Retail sales growth in the UK outstripped expectations in November, despite dire warnings from retailers that it was one of the worst on record.
The quantity bought in November was 1.4% higher compared to October, according to the Office for National Statistics (ONS), as Black Friday promotions encouraged higher sales of non-food items.
Economists had expected growth of just 0.3% following two months of decline.
The strongest growth was in household goods stores, up 5.3%, driven by an 11% increase in electrical appliances.
The amount spent was 1.5% higher month-on-month.
But growth was slower than the rate seen this time last year when spending was up 5% and quantities rose 3.6%.
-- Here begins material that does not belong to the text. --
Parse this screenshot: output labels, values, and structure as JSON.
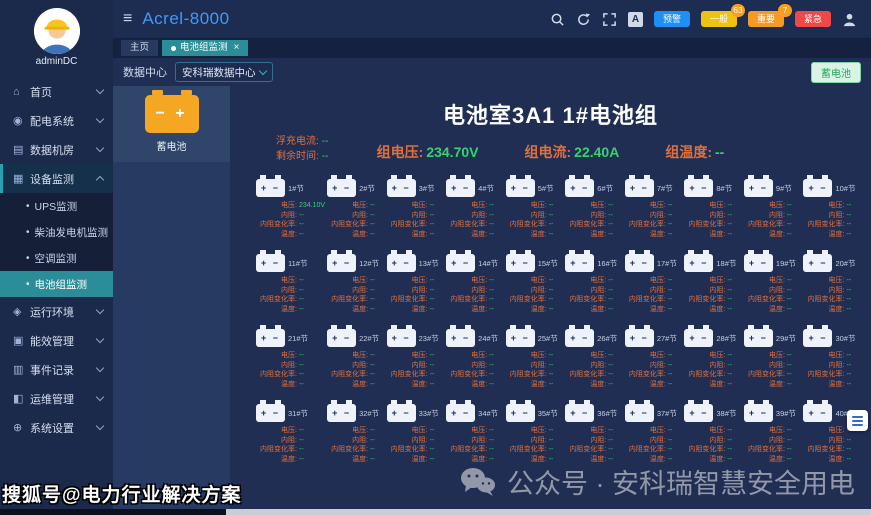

Recent updates from retailers have suggested that shops had to rely on heavy discounting to shift product during November.
Sports Direct boss Mike Ashley said the month had been the “worst on record” and warned businesses could be “smashed to pieces” by poor trading.
Howard Archer, chief economic adviser at EY Item Club, said doubts persist over the underlying strength of retail sales.
“Indeed, there are bound to be suspicions about the November data given that the ONS has acknowledged that it is not easy to seasonally-adjust for Black Friday data given the changing nature of promotions,” he said.
“Furthermore, the underlying performance of retail sales still looks lacklustre with volumes up a modest 0.4% in the three months to November compared to the three months to August.”
The most recent high street and shopping centre footfall data for November, compiled by Springboard, showed the worst decline since the recession.
Thursday’s ONS data showed that it was a different picture online, as digital sales as a proportion of all retailing exceeded 20% for the first time.
Philipp Gutzwiller, head of retail at Lloyds Bank Commercial Banking, said: “More than perhaps any month before, the fact that overall sales rose in November was thanks to the relative success of Black Friday online compared with on the high street.
“Some pure online retailers and those with sophisticated omni-channel operations reported some of their busiest days in years, with gadgets and beauty products doing particularly well.”